Thirty minutes (or just under) is about perfect when you’re talking about riding in the rain. At 50° it’s not cold enough to get the chills and just as the water starts to slosh around in your shoes and breach the “water resistant” barrier jacket you’re wearing, you’re pulling into the parking lot at work and (careful not slip due to the wet tile, cycling shoe combo) heading into the locker room to change into some dry clothes.
Then, after you’ve hung up socks and jackets and laid out your shorts and jersey to dry in the back of your cubicle, people walk by your desk and say, “you didn’t ride today, did you?” And suddenly you become a hero, at least temporarily, for braving the elements and showing dedication to the cause. Or, maybe they add it to the list of things that make you weird, right after “wears Lycra in public.”
At least, that’s my experience.
This article was published several weeks ago, but it never hurts to reiterate that a bicycle is more than a sum of its parts. It’s more than a way to travel, race or find pleasure. For much of the world, it’s life giving, opportunity providing, gender and class equalizing, and destiny changing.
I’m pretty sure Nitish Kumar is one of my new heroes. Considering the culture in India, it can’t be easy to take a stand like he is…for women.
[he] set about redressing his state’s endemic gender imbalances in an attempt to boost development in one of India’s most backward states. His vision was to bring a sense of independence and purpose to his state’s young women, and the flagship initiative of this agenda is the Mukhyamantri Balika Cycle Yojna, a project that gives schoolgirls 2,000 rupees (about £25) to purchase a bicycle.
Kumar succinctly sums up the initiative’s aim and all it stands for: “Nothing gives me a greater sense of fulfilment of a work well done than seeing a procession of school-bound, bicycle-riding girls. It is a statement for social forward movement, of social equality and of social empowerment.”
How do you measure an ROI on a free bicycle? You don’t; and you don’t need to.

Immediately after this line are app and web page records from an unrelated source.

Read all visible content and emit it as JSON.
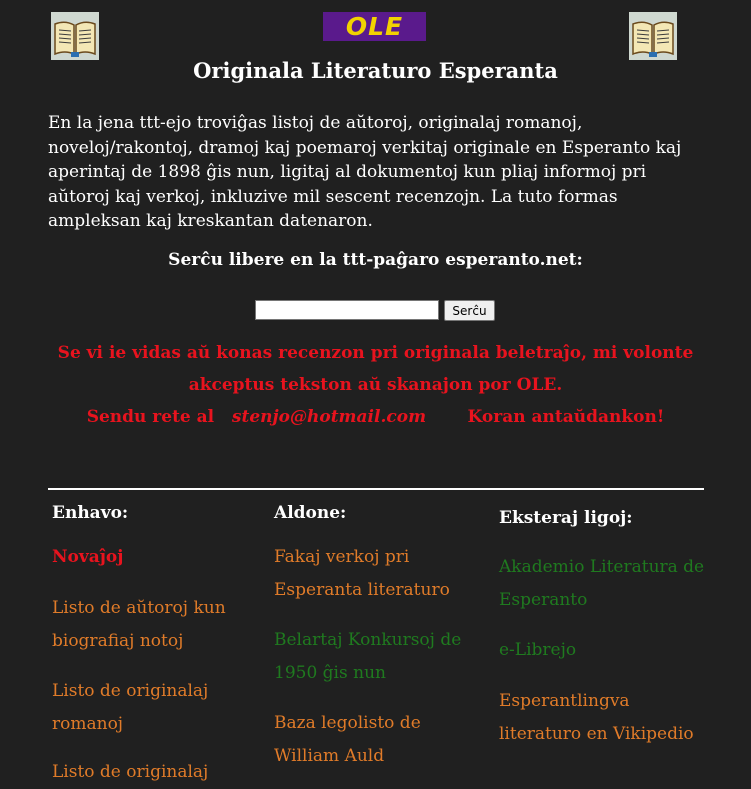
{
  "logo": {
    "text": "OLE"
  },
  "title": "Originala Literaturo Esperanta",
  "intro": "En la jena ttt-ejo troviĝas listoj de aŭtoroj, originalaj romanoj, noveloj/rakontoj, dramoj kaj poemaroj verkitaj originale en Esperanto kaj aperintaj de 1898 ĝis nun, ligitaj al dokumentoj kun pliaj informoj pri aŭtoroj kaj verkoj, inkluzive mil sescent recenzojn. La tuto formas ampleksan kaj kreskantan datenaron.",
  "search": {
    "label": "Serĉu libere en la ttt-paĝaro esperanto.net:",
    "value": "",
    "button": "Serĉu"
  },
  "promo": {
    "line1": "Se vi ie vidas aŭ konas recenzon pri originala beletraĵo, mi volonte",
    "line2": "akceptus tekston aŭ skanajon por OLE.",
    "send": "Sendu rete al",
    "email": "stenjo@hotmail.com",
    "thanks": "Koran antaŭdankon!"
  },
  "columns": {
    "enhavo": {
      "heading": "Enhavo:",
      "links": [
        "Novaĵoj",
        "Listo de aŭtoroj kun biografiaj notoj",
        "Listo de originalaj romanoj",
        "Listo de originalaj"
      ]
    },
    "aldone": {
      "heading": "Aldone:",
      "links": [
        "Fakaj verkoj pri Esperanta literaturo",
        "Belartaj Konkursoj de 1950 ĝis nun",
        "Baza legolisto de William Auld"
      ]
    },
    "ekstere": {
      "heading": "Eksteraj ligoj:",
      "links": [
        "Akademio Literatura de Esperanto",
        "e-Librejo",
        "Esperantlingva literaturo en Vikipedio"
      ]
    }
  },
  "colors": {
    "background": "#202020",
    "promo_red": "#e8131e",
    "link_orange": "#e07b29",
    "link_green": "#1f7a1f",
    "logo_bg": "#5a1a8c",
    "logo_text": "#f2d200"
  }
}
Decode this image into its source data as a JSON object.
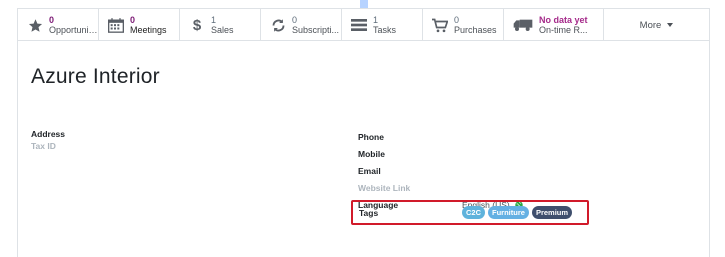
{
  "stat_buttons": [
    {
      "value": "0",
      "label": "Opportunit...",
      "icon": "star-icon"
    },
    {
      "value": "0",
      "label": "Meetings",
      "icon": "calendar-icon"
    },
    {
      "value": "1",
      "label": "Sales",
      "icon": "dollar-icon"
    },
    {
      "value": "0",
      "label": "Subscripti...",
      "icon": "refresh-icon"
    },
    {
      "value": "1",
      "label": "Tasks",
      "icon": "tasks-icon"
    },
    {
      "value": "0",
      "label": "Purchases",
      "icon": "cart-icon"
    },
    {
      "value": "No data yet",
      "label": "On-time R...",
      "icon": "truck-icon"
    }
  ],
  "more_label": "More",
  "partner_name": "Azure Interior",
  "left_fields": {
    "address_label": "Address",
    "tax_id_label": "Tax ID"
  },
  "right_fields": {
    "phone_label": "Phone",
    "mobile_label": "Mobile",
    "email_label": "Email",
    "website_label": "Website Link",
    "language_label": "Language",
    "language_value": "English (US)"
  },
  "tags": {
    "label": "Tags",
    "items": [
      "C2C",
      "Furniture",
      "Premium"
    ]
  },
  "colors": {
    "highlight_border": "#d11a2a",
    "tag_c2c": "#5fb3dc",
    "tag_furniture": "#64b0e3",
    "tag_premium": "#3f4f6d"
  }
}
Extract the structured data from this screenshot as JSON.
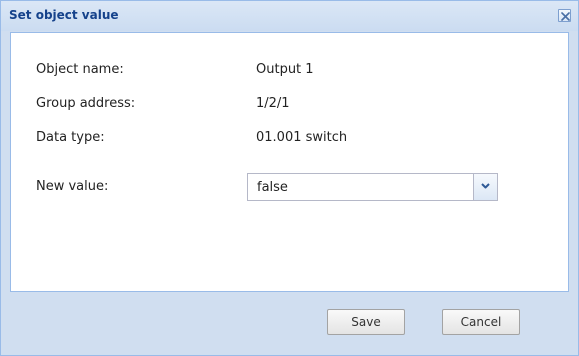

From our spam:
riding a bike is not a wkuoort. Exercise?you call that exercise? You sit down then move your feet in a little circle.